Give the entries again, precisely as they were written.
☆ ☆ ☆ ☆
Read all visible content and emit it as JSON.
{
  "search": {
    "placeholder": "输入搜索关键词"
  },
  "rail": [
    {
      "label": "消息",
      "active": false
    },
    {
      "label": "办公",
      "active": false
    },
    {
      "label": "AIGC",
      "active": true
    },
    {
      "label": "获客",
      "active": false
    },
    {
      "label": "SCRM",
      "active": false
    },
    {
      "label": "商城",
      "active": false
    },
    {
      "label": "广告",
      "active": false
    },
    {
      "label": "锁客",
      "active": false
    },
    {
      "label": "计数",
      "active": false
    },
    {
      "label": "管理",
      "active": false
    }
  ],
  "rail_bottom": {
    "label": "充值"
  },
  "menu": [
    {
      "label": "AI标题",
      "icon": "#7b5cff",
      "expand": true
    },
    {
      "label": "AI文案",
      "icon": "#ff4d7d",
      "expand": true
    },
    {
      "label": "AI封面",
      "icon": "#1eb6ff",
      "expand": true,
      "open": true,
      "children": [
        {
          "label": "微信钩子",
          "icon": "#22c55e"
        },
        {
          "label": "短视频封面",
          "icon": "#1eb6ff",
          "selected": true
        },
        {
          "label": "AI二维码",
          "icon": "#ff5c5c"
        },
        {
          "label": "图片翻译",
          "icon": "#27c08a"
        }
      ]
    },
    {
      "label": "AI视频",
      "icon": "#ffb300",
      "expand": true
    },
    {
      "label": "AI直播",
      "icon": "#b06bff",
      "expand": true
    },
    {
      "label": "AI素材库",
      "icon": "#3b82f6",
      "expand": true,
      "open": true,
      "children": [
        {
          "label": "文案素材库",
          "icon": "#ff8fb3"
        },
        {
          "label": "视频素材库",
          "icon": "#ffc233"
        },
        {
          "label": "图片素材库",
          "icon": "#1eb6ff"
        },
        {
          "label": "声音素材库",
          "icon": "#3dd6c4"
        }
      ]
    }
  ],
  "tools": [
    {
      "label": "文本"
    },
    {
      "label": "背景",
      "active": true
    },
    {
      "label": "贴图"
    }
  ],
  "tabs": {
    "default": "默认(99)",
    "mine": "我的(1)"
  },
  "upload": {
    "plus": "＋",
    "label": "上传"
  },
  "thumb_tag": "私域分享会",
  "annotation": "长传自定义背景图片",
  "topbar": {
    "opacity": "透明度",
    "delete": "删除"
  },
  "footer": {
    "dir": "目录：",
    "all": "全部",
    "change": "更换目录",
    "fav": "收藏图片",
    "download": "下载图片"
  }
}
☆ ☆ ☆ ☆
TASK RESULT:
Read all visible content and emit it as JSON.
{
  "search": {
    "placeholder": "输入搜索关键词"
  },
  "rail": [
    {
      "label": "消息",
      "active": false
    },
    {
      "label": "办公",
      "active": false
    },
    {
      "label": "AIGC",
      "active": true
    },
    {
      "label": "获客",
      "active": false
    },
    {
      "label": "SCRM",
      "active": false
    },
    {
      "label": "商城",
      "active": false
    },
    {
      "label": "广告",
      "active": false
    },
    {
      "label": "锁客",
      "active": false
    },
    {
      "label": "计数",
      "active": false
    },
    {
      "label": "管理",
      "active": false
    }
  ],
  "rail_bottom": {
    "label": "充值"
  },
  "menu": [
    {
      "label": "AI标题",
      "icon": "#7b5cff",
      "expand": true
    },
    {
      "label": "AI文案",
      "icon": "#ff4d7d",
      "expand": true
    },
    {
      "label": "AI封面",
      "icon": "#1eb6ff",
      "expand": true,
      "open": true,
      "children": [
        {
          "label": "微信钩子",
          "icon": "#22c55e"
        },
        {
          "label": "短视频封面",
          "icon": "#1eb6ff",
          "selected": true
        },
        {
          "label": "AI二维码",
          "icon": "#ff5c5c"
        },
        {
          "label": "图片翻译",
          "icon": "#27c08a"
        }
      ]
    },
    {
      "label": "AI视频",
      "icon": "#ffb300",
      "expand": true
    },
    {
      "label": "AI直播",
      "icon": "#b06bff",
      "expand": true
    },
    {
      "label": "AI素材库",
      "icon": "#3b82f6",
      "expand": true,
      "open": true,
      "children": [
        {
          "label": "文案素材库",
          "icon": "#ff8fb3"
        },
        {
          "label": "视频素材库",
          "icon": "#ffc233"
        },
        {
          "label": "图片素材库",
          "icon": "#1eb6ff"
        },
        {
          "label": "声音素材库",
          "icon": "#3dd6c4"
        }
      ]
    }
  ],
  "tools": [
    {
      "label": "文本"
    },
    {
      "label": "背景",
      "active": true
    },
    {
      "label": "贴图"
    }
  ],
  "tabs": {
    "default": "默认(99)",
    "mine": "我的(1)"
  },
  "upload": {
    "plus": "＋",
    "label": "上传"
  },
  "thumb_tag": "私域分享会",
  "annotation": "长传自定义背景图片",
  "topbar": {
    "opacity": "透明度",
    "delete": "删除"
  },
  "footer": {
    "dir": "目录：",
    "all": "全部",
    "change": "更换目录",
    "fav": "收藏图片",
    "download": "下载图片"
  }
}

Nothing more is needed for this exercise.